Going to school usually is an exciting, enjoyable event for young children. For some it brings intense fear or panic. Parents should be concerned if their child regularly complains about feeling sick or asks to stay home from school with minor physical complaints. Not wanting to go to school may occur at anytime, but is most common in children 5-7 and 11-14, times when children are dealing with the new challenges of elementary and middle school.
Children with an unreasonable fear of school may:
· feel unsafe staying in a room by themselves
· display clinging behavior
· display excessive worry and fear about parents or about harm to themselves
· shadow the mother or father around the house
· have difficulty going to sleep
· have nightmares
· have exaggerated, unrealistic fears of animals, monster, burglars
· fear being alone in the dark, or
· have severe tantrums when forced to go to school
Such symptoms and behaviors are common among children with separation anxiety disorder. The potential long-term effects (anxiety and panic disorder as an adult) are serious for a child who has persistent separation anxiety and does not receive professional assistance. The child may also develop serious educational or social problems if their fears and anxiety keep them away from school and friends for an extended period of time.

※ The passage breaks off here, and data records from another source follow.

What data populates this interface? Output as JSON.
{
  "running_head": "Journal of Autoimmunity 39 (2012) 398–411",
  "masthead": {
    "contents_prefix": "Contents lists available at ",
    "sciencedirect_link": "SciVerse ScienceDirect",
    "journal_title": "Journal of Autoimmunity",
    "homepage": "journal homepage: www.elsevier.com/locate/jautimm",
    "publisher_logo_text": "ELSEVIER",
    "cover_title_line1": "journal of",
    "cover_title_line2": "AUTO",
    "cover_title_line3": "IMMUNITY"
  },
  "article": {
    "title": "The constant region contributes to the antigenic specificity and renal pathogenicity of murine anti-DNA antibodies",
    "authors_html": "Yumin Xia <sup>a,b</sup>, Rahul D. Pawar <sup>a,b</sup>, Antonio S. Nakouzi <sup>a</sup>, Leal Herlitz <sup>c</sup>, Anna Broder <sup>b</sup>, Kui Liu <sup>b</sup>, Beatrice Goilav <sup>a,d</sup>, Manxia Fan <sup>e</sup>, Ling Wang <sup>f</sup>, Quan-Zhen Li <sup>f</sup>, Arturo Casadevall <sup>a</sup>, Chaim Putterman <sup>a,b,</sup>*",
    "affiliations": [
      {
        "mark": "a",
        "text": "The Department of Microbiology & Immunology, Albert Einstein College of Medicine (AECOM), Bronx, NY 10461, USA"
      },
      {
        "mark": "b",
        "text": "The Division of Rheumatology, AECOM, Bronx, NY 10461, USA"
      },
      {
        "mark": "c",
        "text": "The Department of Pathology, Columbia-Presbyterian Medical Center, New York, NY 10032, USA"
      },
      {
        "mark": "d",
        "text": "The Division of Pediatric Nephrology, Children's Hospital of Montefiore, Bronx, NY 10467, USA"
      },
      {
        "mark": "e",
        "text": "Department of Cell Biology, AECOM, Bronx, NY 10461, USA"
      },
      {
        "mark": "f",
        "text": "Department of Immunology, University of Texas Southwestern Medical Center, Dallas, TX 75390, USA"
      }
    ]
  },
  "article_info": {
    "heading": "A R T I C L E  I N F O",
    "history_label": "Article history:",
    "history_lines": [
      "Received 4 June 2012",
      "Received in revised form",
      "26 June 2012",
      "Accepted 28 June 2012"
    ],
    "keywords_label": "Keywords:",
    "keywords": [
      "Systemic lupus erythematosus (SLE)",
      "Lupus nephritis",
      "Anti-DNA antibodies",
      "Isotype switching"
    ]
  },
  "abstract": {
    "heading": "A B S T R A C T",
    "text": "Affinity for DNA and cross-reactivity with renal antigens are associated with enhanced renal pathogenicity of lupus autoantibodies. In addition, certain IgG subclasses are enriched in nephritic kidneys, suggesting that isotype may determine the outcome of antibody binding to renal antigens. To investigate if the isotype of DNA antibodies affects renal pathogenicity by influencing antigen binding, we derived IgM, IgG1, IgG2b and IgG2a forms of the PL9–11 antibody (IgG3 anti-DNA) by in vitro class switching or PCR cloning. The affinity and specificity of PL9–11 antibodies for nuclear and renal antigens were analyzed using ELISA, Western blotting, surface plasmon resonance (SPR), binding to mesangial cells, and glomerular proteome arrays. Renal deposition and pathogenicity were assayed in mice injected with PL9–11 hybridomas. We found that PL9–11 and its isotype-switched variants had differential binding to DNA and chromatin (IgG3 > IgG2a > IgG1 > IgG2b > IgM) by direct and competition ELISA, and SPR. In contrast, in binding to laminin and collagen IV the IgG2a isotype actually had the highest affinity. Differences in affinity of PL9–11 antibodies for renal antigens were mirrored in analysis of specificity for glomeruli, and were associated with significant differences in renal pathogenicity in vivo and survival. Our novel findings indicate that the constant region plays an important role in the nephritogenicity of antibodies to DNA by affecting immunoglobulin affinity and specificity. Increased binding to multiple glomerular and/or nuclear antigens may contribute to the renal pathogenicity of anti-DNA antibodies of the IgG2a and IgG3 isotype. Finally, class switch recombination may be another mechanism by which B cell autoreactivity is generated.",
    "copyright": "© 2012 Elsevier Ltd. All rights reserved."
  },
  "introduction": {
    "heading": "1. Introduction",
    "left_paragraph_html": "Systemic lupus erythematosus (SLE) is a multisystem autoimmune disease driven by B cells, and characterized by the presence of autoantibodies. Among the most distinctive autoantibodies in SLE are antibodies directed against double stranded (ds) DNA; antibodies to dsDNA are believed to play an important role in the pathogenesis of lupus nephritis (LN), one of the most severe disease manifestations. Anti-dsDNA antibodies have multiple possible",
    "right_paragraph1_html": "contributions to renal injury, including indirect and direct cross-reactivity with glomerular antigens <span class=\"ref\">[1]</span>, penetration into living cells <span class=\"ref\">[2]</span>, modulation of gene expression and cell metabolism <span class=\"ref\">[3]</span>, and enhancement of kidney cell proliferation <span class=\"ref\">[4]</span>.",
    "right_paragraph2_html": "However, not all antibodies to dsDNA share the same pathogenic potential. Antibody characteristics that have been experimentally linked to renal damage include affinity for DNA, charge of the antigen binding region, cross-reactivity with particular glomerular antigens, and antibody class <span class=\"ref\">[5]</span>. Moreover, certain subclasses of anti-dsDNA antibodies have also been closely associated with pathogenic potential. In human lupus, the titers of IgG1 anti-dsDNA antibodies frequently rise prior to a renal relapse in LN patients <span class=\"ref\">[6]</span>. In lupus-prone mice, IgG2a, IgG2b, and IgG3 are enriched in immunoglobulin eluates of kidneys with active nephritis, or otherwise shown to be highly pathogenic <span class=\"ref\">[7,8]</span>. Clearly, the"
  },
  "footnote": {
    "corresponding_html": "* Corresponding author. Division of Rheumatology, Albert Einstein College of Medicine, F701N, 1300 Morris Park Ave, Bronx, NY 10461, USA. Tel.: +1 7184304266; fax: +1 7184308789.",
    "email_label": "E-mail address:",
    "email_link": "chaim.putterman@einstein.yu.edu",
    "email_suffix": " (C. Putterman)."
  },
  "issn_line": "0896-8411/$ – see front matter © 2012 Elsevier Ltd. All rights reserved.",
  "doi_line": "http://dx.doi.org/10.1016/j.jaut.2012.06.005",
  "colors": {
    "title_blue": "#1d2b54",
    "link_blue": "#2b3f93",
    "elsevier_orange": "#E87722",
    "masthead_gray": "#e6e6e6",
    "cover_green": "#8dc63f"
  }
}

When fears persist the parents and child should consult with a qualified mental health professional, who will work with them to develop a plan to immediately return the child to school and other activities. Refusal to go to school in the older child or adolescent is generally a more serious illness, and often requires more intensive treatment. Excessive fears and panic about leaving home/parents and going to school can be successfully treated.
Source: American Academy of Child & Adolescent Psychiatry